**Source data**
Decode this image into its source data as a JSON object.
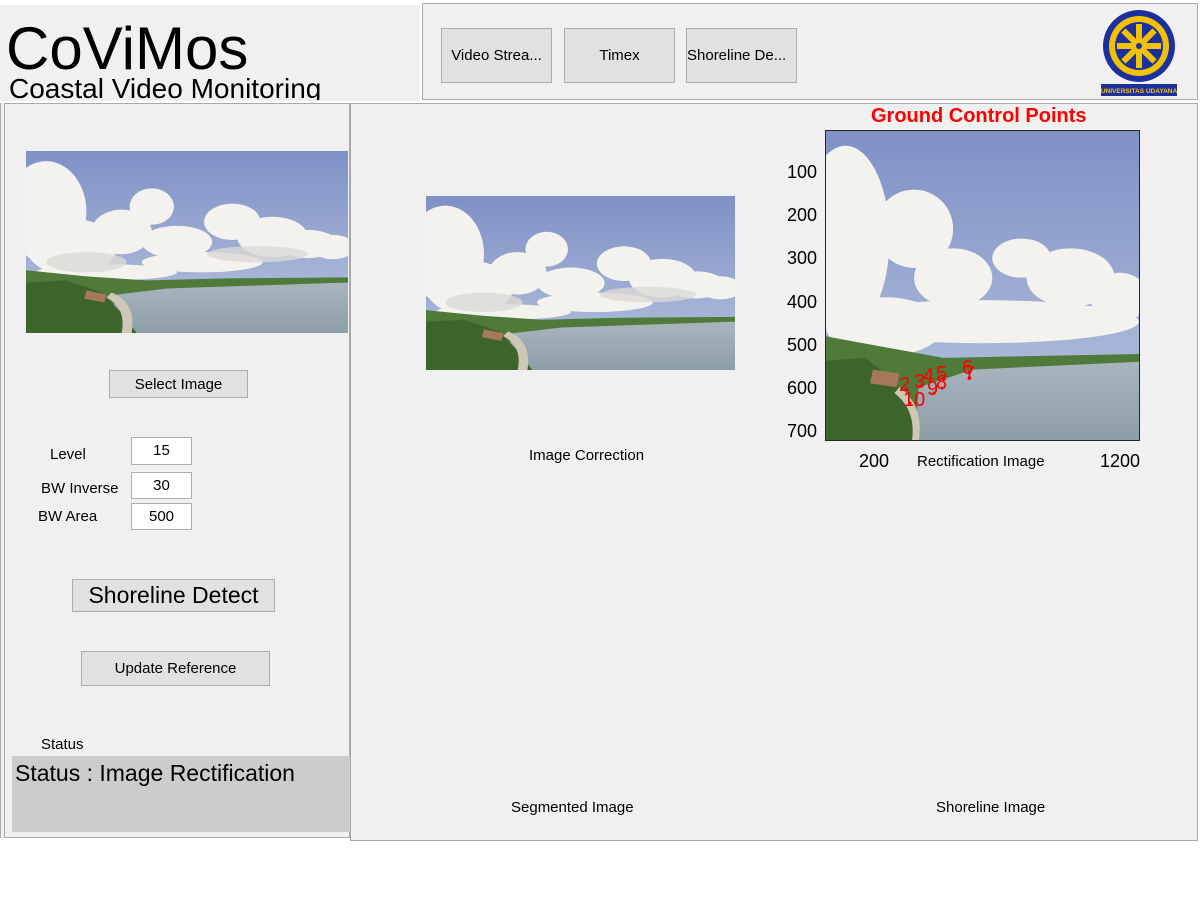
{
  "header": {
    "app_title": "CoViMos",
    "app_subtitle": "Coastal Video Monitoring",
    "nav_buttons": [
      "Video Strea...",
      "Timex",
      "Shoreline De..."
    ],
    "logo_text": "UNIVERSITAS UDAYANA"
  },
  "controls": {
    "select_image_label": "Select Image",
    "level_label": "Level",
    "level_value": "15",
    "bw_inverse_label": "BW Inverse",
    "bw_inverse_value": "30",
    "bw_area_label": "BW Area",
    "bw_area_value": "500",
    "shoreline_detect_label": "Shoreline Detect",
    "update_reference_label": "Update Reference",
    "status_label": "Status",
    "status_text": "Status : Image Rectification"
  },
  "axes": {
    "image_correction_caption": "Image Correction",
    "rectification_title": "Ground Control Points",
    "rectification_caption": "Rectification Image",
    "rectification_y_ticks": [
      "100",
      "200",
      "300",
      "400",
      "500",
      "600",
      "700"
    ],
    "rectification_x_ticks": [
      "200",
      "1200"
    ],
    "gcp_labels": [
      "2",
      "3",
      "4",
      "5",
      "6",
      "7",
      "8",
      "9",
      "10"
    ],
    "segmented_caption": "Segmented Image",
    "shoreline_caption": "Shoreline Image"
  },
  "colors": {
    "panel_bg": "#f0f0f0",
    "title_red": "#ff0000",
    "status_bg": "#cccccc",
    "logo_blue": "#1b2f9e",
    "logo_gold": "#f2c200"
  }
}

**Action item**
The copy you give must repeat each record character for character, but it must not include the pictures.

**Response to this task**
Decode this image into its source data as a JSON object.
{
  "header": {
    "app_title": "CoViMos",
    "app_subtitle": "Coastal Video Monitoring",
    "nav_buttons": [
      "Video Strea...",
      "Timex",
      "Shoreline De..."
    ],
    "logo_text": "UNIVERSITAS UDAYANA"
  },
  "controls": {
    "select_image_label": "Select Image",
    "level_label": "Level",
    "level_value": "15",
    "bw_inverse_label": "BW Inverse",
    "bw_inverse_value": "30",
    "bw_area_label": "BW Area",
    "bw_area_value": "500",
    "shoreline_detect_label": "Shoreline Detect",
    "update_reference_label": "Update Reference",
    "status_label": "Status",
    "status_text": "Status : Image Rectification"
  },
  "axes": {
    "image_correction_caption": "Image Correction",
    "rectification_title": "Ground Control Points",
    "rectification_caption": "Rectification Image",
    "rectification_y_ticks": [
      "100",
      "200",
      "300",
      "400",
      "500",
      "600",
      "700"
    ],
    "rectification_x_ticks": [
      "200",
      "1200"
    ],
    "gcp_labels": [
      "2",
      "3",
      "4",
      "5",
      "6",
      "7",
      "8",
      "9",
      "10"
    ],
    "segmented_caption": "Segmented Image",
    "shoreline_caption": "Shoreline Image"
  },
  "colors": {
    "panel_bg": "#f0f0f0",
    "title_red": "#ff0000",
    "status_bg": "#cccccc",
    "logo_blue": "#1b2f9e",
    "logo_gold": "#f2c200"
  }
}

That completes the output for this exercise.